Where Does Altruism Come From?

Damon Linker argues at The Week that self-sacrifice is inexplicable on naturalism. Naturalism rests heavily upon evolutionary explanations of behavior, but cases like that of Thomas Vander Woude simply don't fit that narrative. Here's Vander Woude's story:
[C]onsider Thomas S. Vander Woude, the subject of an unforgettable 2011 article by the journalist Jeffrey Goldberg. One day in September 2008, Vander Woude's 20-year-old son Josie, who has Down syndrome, fell through a broken septic tank cover in their yard. The tank was eight feet deep and filled with sewage. After trying and failing to rescue his son by pulling on his arm from above, Vander Woude jumped into the tank, held his breath, dove under the surface of the waste, and hoisted his son onto his shoulders. Josie was rescued a few minutes later. By then his 66-year-old father was dead.

This is something that any father, atheist or believer, might do for his son. But only the believer can make sense of the deed.

Pick your favorite non-theistic theory: Rational choice and other economically-based accounts hold that people act to benefit themselves in everything they do. From that standpoint, Vander Woude — like the self-sacrificing soldier or firefighter — was a fool who incomprehensibly placed the good of another ahead of his own.

Other atheistic theories similarly deny the possibility of genuine altruism, reject the possibility of free will, or else, like some forms of evolutionary psychology, posit that when people sacrifice themselves for others (especially, as in the Vander Woude case, for their offspring) they do so in order to strengthen kinship ties, and in so doing maximize the spread of their genes throughout the gene pool.

But of course, as someone with Down syndrome, Vander Woude's son is probably sterile and possesses defective genes that, judged from a purely evolutionary standpoint, deserve to die off anyway. So Vander Woude's sacrifice of himself seems to make him, once again, a fool.

Things are no better in less extreme cases. If Josie were a genius, his father's sacrifice might be partially explicable in evolutionary terms — as an act designed to ensure that his own and his son's genes survive and live on beyond them both. But this egoistic explanation would drain the act of its nobility, which is precisely what needs to be explained.

We feel moved by Vander Woude's sacrifice precisely because it seems selfless — the antithesis of evolutionary self-interestedness.

But why is that? What is it about the story of a man who willingly embraces a revolting, horrifying death in order to save his son that moves us to tears? Why does it seem somehow, like a beautiful painting or piece of music, a fleeting glimpse of perfection in an imperfect world?
It's an interesting question that Linker raises. Even if we can account for what Vander Woude did in evolutionary terms it's harder to account for why we who read about it think he did something noble and wonderful. Most evolutionists deny that there is such a thing as true altruism, that everything we do has a self-interested motive buried somewhere, but it's hard to see what that would be in the case of Thomas Vander Woude.

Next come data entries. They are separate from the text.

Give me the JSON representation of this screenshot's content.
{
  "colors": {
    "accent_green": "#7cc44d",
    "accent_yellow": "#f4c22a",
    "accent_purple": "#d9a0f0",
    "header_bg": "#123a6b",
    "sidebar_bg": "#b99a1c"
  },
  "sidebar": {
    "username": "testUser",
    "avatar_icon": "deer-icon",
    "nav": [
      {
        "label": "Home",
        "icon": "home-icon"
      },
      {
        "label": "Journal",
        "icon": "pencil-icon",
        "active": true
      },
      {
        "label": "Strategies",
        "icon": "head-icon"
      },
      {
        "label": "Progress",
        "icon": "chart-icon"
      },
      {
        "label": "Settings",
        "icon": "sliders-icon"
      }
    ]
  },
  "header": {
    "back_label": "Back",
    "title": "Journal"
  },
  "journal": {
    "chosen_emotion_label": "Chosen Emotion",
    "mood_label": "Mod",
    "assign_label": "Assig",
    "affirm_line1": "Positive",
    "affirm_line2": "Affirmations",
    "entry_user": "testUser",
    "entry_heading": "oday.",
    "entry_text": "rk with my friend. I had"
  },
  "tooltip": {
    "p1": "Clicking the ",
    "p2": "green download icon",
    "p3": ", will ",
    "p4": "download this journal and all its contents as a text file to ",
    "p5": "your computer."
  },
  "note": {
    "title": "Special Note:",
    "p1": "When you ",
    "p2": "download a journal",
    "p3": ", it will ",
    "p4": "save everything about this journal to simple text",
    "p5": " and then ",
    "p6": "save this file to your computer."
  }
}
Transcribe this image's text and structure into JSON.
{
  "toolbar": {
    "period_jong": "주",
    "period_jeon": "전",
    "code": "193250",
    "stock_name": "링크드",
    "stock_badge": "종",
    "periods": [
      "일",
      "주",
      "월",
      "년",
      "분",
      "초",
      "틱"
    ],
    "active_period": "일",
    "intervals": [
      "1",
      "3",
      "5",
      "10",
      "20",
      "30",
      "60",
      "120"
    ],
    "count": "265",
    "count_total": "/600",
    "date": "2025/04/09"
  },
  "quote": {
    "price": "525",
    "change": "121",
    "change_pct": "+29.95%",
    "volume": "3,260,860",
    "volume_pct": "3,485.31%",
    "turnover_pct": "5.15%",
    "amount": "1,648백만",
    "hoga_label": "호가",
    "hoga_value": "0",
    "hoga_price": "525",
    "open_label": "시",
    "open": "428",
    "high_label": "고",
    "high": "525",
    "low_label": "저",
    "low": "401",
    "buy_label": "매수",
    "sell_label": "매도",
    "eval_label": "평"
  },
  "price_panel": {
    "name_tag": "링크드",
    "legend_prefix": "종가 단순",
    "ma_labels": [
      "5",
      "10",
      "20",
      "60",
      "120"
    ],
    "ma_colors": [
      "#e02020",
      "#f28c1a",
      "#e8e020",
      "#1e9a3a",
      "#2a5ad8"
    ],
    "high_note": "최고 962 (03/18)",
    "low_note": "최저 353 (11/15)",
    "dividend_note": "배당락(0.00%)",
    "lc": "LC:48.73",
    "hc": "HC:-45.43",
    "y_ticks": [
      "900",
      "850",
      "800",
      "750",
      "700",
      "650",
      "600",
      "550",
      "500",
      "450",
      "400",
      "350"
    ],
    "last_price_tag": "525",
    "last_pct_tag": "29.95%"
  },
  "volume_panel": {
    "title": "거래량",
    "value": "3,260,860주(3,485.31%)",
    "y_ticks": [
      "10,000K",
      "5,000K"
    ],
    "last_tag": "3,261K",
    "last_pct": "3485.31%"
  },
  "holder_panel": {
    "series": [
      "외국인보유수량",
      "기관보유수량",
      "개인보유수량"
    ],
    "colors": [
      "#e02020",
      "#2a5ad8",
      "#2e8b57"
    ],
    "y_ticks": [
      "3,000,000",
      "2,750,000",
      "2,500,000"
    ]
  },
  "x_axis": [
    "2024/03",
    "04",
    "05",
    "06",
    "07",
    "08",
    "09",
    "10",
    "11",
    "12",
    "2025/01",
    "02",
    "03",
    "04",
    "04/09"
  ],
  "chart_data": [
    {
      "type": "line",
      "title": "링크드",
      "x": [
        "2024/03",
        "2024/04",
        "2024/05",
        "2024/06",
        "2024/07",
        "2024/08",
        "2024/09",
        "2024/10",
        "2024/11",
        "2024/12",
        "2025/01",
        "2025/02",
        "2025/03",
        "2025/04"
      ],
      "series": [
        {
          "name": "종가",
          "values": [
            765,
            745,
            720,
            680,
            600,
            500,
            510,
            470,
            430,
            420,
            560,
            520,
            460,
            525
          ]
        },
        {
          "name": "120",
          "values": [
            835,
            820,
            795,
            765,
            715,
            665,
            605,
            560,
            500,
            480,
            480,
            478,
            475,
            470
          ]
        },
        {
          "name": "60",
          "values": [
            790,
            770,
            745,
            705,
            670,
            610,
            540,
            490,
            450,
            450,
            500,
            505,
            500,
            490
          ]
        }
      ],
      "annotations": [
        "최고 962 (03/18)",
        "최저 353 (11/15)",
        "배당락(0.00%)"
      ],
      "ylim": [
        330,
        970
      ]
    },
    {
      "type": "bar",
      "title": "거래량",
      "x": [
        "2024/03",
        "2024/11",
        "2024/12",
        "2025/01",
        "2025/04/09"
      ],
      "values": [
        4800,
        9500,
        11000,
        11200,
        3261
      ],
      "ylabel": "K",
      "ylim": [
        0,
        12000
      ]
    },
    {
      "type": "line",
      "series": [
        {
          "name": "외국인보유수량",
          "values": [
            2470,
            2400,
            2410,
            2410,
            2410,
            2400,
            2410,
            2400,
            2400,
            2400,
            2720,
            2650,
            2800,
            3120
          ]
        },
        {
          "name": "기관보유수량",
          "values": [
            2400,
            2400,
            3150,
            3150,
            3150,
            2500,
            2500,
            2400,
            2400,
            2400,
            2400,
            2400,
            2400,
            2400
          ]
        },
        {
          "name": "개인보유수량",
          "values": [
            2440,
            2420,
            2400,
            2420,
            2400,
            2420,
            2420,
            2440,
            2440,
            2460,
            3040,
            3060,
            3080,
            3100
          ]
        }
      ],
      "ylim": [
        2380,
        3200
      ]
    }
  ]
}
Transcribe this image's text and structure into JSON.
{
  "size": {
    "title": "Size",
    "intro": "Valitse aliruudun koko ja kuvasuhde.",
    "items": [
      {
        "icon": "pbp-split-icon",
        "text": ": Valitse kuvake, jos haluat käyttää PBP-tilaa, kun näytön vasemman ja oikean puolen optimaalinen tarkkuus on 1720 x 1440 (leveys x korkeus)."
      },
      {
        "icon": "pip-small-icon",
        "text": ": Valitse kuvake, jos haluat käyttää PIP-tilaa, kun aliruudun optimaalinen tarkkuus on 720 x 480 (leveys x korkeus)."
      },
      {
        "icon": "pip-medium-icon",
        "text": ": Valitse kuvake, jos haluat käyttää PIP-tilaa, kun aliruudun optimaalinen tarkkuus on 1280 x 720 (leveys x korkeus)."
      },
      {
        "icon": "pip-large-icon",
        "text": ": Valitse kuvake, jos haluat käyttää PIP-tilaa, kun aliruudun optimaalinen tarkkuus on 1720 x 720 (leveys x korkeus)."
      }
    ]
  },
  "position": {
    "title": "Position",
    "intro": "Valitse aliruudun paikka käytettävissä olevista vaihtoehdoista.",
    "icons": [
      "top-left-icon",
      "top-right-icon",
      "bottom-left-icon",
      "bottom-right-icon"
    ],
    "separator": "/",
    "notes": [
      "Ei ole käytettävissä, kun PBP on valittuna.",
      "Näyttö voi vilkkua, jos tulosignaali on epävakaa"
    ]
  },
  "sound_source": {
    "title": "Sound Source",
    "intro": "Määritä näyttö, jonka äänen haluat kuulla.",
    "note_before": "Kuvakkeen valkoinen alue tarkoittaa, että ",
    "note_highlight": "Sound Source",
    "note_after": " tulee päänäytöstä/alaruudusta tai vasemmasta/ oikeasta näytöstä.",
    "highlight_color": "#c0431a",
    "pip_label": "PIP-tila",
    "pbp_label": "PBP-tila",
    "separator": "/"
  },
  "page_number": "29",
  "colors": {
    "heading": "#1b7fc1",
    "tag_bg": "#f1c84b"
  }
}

Linker believes that such acts of radical altruism give us a fleeting glimpse of something transcendent. Whether one agrees with that conclusion or not it certainly seems that altruism, unlike egoism, is very difficult to account for in a naturalistic worldview.